There is full number portability between networks so it's hard to tell which network a particular number is on. If you're calling mobile to mobile, you get a short "Beep" before the call connects to warn you that the number is on another network as higher charges may apply.
Country Code: +353 GSM/3GSM Mobile prefixes: 83,84,85,86,87 - Paging: prefix: 82 Non-geographic "national rate numbers: 81 (all of the above would be followed by a 7 digit number)
To directly access a mobile voicemail box:
+353 8X 5 XXX XXXX
+353 88 XXX XXXX was the analogue ETACS service and has not been in use for several years.
[OT] Geographic numbers (normal fixed lines) are allocated in a fairly logical hierarchical area code system.
First the country's divided into 7 large areas:
Dublin - 01 Cork - 02 Eastern Area (Excluding Dublin) - 04 Southeast - 05 Southwest and Midwest: 06 Northwest - 07 West - 09
These are then subdivided into smaller area codes, the main town/city in each area being "1" e.g. Galway City = 091... a small town in the 09 area might be 097.
Local number lenghts vary.. and are either 5,6 or 7 digits long depending on population. However, that's gradually being changed and numbers are gradually becoming a uniform 7 digits long.

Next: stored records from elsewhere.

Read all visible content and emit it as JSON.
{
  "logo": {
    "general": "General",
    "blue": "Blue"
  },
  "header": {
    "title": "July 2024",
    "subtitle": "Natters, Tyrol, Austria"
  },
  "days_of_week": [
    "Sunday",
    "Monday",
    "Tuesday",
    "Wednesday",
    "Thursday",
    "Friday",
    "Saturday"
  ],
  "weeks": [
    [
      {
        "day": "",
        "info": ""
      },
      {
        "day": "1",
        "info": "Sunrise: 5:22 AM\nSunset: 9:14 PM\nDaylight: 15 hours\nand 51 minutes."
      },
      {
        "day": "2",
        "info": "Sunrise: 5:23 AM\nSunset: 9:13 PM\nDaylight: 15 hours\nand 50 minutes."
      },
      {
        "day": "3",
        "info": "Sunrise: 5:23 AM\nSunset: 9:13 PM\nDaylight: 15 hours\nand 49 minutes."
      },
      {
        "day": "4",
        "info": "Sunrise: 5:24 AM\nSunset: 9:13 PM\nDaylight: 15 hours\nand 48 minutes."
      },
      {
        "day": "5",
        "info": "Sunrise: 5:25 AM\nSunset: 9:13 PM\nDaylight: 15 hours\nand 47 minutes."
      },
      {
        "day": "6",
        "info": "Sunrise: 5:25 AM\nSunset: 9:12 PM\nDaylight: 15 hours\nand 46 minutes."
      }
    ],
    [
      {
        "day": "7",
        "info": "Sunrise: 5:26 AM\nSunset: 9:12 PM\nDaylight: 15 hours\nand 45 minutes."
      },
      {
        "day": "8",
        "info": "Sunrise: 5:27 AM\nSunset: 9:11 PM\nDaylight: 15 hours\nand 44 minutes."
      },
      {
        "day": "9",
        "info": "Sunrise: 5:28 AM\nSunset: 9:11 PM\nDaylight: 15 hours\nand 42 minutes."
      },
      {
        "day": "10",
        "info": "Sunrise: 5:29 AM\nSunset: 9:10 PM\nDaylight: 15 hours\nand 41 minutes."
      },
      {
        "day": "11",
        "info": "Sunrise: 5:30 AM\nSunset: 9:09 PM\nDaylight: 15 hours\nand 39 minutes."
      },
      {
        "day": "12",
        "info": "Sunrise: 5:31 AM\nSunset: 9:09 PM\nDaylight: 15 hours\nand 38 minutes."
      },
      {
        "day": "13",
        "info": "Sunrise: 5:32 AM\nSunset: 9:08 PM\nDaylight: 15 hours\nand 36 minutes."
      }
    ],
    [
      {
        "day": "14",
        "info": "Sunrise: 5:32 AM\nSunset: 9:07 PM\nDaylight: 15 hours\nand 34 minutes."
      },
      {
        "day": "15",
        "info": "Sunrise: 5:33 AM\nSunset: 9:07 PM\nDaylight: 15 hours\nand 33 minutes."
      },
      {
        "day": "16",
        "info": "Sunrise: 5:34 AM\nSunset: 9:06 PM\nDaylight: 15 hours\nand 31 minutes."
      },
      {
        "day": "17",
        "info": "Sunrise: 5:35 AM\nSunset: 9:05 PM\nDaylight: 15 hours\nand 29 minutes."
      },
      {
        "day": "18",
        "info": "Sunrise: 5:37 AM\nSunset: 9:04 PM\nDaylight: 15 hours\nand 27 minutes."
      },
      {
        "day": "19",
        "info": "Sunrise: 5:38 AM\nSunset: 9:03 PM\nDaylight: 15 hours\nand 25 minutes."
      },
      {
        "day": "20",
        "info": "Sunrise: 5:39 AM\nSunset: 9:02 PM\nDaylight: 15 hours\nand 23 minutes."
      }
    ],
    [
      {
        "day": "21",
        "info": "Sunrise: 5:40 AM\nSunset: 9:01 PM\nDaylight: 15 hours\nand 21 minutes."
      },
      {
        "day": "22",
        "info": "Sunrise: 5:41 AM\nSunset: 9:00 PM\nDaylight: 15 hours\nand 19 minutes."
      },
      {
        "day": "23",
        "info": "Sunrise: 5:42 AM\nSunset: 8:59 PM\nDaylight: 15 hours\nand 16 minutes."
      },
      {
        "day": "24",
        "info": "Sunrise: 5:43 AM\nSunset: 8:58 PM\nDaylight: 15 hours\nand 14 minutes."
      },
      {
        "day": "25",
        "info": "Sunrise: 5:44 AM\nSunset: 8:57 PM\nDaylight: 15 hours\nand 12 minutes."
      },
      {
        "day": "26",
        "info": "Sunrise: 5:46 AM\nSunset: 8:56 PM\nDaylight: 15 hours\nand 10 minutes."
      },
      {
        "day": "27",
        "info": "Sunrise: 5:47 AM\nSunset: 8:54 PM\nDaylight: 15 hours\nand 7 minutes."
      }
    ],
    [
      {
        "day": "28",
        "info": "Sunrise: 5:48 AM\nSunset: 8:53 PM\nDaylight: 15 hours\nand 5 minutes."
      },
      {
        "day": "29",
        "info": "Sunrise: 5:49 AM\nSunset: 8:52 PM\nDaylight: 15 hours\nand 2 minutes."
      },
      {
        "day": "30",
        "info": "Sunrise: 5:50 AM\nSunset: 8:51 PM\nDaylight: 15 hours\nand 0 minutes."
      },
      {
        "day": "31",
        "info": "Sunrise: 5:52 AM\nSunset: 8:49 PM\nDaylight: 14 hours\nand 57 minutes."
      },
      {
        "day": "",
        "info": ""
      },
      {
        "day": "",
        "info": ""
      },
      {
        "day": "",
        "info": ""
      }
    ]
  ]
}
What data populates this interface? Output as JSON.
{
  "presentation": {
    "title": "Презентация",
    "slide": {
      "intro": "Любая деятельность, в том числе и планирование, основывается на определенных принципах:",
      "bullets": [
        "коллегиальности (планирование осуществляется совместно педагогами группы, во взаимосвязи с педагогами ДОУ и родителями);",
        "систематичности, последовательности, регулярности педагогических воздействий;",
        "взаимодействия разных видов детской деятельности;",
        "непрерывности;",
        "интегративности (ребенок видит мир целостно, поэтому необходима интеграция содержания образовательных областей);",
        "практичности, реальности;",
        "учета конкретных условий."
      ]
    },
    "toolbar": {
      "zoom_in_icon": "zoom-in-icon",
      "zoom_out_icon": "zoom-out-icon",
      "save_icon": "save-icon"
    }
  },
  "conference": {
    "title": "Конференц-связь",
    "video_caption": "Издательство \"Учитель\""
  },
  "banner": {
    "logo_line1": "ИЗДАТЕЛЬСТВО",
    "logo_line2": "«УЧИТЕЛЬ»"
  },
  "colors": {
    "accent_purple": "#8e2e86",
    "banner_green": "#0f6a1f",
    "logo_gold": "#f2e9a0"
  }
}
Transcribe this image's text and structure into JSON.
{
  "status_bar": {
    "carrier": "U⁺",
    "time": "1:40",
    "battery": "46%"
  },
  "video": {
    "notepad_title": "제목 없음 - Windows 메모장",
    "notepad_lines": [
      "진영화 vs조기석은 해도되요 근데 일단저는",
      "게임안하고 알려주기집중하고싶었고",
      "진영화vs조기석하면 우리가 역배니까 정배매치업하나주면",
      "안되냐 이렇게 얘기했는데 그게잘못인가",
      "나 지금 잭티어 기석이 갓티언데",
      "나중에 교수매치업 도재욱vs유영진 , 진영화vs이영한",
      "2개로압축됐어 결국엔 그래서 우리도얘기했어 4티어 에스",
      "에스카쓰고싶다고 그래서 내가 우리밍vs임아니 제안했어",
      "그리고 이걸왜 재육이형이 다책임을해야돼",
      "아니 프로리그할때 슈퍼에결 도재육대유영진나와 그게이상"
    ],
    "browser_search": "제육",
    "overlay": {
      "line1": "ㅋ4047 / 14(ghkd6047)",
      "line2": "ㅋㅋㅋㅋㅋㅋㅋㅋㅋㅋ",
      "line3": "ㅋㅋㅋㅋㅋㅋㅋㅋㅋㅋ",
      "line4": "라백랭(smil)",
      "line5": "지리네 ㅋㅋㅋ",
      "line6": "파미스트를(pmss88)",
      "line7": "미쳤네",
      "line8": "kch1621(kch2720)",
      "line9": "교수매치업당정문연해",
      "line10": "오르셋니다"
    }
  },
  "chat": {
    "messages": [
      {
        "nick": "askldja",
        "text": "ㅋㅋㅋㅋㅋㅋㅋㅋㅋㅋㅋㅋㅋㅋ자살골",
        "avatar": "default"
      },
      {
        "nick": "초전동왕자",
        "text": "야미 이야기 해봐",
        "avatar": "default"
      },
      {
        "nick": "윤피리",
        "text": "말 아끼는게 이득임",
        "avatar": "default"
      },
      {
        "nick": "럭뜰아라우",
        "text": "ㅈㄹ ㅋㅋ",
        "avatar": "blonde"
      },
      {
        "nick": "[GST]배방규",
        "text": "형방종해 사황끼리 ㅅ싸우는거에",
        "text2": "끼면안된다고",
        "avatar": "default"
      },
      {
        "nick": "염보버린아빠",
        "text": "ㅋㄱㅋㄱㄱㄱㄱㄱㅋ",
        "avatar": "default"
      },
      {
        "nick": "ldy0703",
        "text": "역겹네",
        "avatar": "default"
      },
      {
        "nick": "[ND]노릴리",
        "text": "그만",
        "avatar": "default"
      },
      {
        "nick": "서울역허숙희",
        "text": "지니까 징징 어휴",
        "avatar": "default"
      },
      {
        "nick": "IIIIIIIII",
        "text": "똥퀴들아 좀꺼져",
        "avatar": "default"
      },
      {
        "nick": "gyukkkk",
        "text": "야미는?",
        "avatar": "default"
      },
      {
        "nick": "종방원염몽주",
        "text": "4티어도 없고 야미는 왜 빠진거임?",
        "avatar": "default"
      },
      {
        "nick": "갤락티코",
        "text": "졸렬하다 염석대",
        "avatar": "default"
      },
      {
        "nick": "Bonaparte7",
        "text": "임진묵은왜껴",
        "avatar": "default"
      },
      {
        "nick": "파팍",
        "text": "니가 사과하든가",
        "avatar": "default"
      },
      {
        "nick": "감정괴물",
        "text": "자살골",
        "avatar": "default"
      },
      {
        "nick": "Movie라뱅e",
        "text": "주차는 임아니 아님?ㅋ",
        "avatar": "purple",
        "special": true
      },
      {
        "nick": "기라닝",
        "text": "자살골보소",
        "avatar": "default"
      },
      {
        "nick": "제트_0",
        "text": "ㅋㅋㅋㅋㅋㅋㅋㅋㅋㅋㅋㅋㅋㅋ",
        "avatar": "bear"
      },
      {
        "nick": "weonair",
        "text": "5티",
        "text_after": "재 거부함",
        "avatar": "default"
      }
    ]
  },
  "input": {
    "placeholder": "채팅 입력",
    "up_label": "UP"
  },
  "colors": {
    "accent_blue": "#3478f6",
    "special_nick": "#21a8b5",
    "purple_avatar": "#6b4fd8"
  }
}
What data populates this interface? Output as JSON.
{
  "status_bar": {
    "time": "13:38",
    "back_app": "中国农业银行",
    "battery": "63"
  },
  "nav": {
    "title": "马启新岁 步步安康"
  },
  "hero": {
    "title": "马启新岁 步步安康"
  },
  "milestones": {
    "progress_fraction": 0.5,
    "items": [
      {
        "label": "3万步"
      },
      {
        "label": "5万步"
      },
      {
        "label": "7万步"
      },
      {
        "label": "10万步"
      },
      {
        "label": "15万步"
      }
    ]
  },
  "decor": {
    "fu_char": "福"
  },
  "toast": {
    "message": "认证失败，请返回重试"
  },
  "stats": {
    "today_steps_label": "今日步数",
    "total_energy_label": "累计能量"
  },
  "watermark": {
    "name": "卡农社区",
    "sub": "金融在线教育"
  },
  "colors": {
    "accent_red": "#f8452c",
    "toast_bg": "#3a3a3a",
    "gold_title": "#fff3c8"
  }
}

The phone system never made much use of step-by-step switching and was largely crossbar switched in the old days, which allowed greater flexibility in terms of number length.
From the late 1970s it rapidly moved to digital technology, which also had no problem handling varying number lengths.
... If calling from outside Ireland geographical numbers look like:
With regard to North America, it's not so simple, because cellphones are not assigned their own "area" codes as in Europe, e.g. the 212 area code serves both landlines and cellphones in Manhattan (and American area codes evolved on rather different lines than in Europe anyway, but that's another story!).
American/Canadian cellphones are assigned exchange prefixes within their own local area code, so you need to look at all six digits (area code plus 3-digit exchange prefix) to identify a cellphone number.
One of the main reasons for wanting identify cellphone numbers this side of the Atlantic is the high cost of calling them, and that problem doesn't exist in North America, where it costs the caller no more to call a cellphone than to call a landline in the same location. My apologies if I'm stating the obvious, but a lot of people over here don't realize there is a difference in the charging arrangements.
If you really need to find North American assignments, go to the "Numbering resources" section of the North American Numbering Plan administration. From there you can search any given NPA for all the exchange prefixes assigned.
#159660 - 01/12/0506:10 AMRe: International cell phone codes
Unfortunately, you cannot reliably identify which network operator is associated with which number anymore. This is because, to increase competition numbers were made fully portable between networks. So, you can change network operator and keep your number.
The number portability system here works pretty well. Anyone can change network, including pre-pay customers, and the process typically only takes between 10 and 30 mins and has proven to be extremely popular.
All you can tell is that if an Irish number starts with 83,84,85,86 or 87 that it is a Mobile.
As for the costs:
The networks are all very compeditive, so it would be impossible to say that one was cheaper than the other as it would depend very much on your pattern of usage.
Vodafone and O2 are the dominant players with more than 80% of the market divided equally between the two networks.
Meteor's small but very agressivly taking customers at the moment.
and "3" is a fully 3G network and is only in the early stages of rollout here.
[This message has been edited by djk (edited 01-12-2005).]
#159664 - 01/12/0509:09 AMRe: International cell phone codes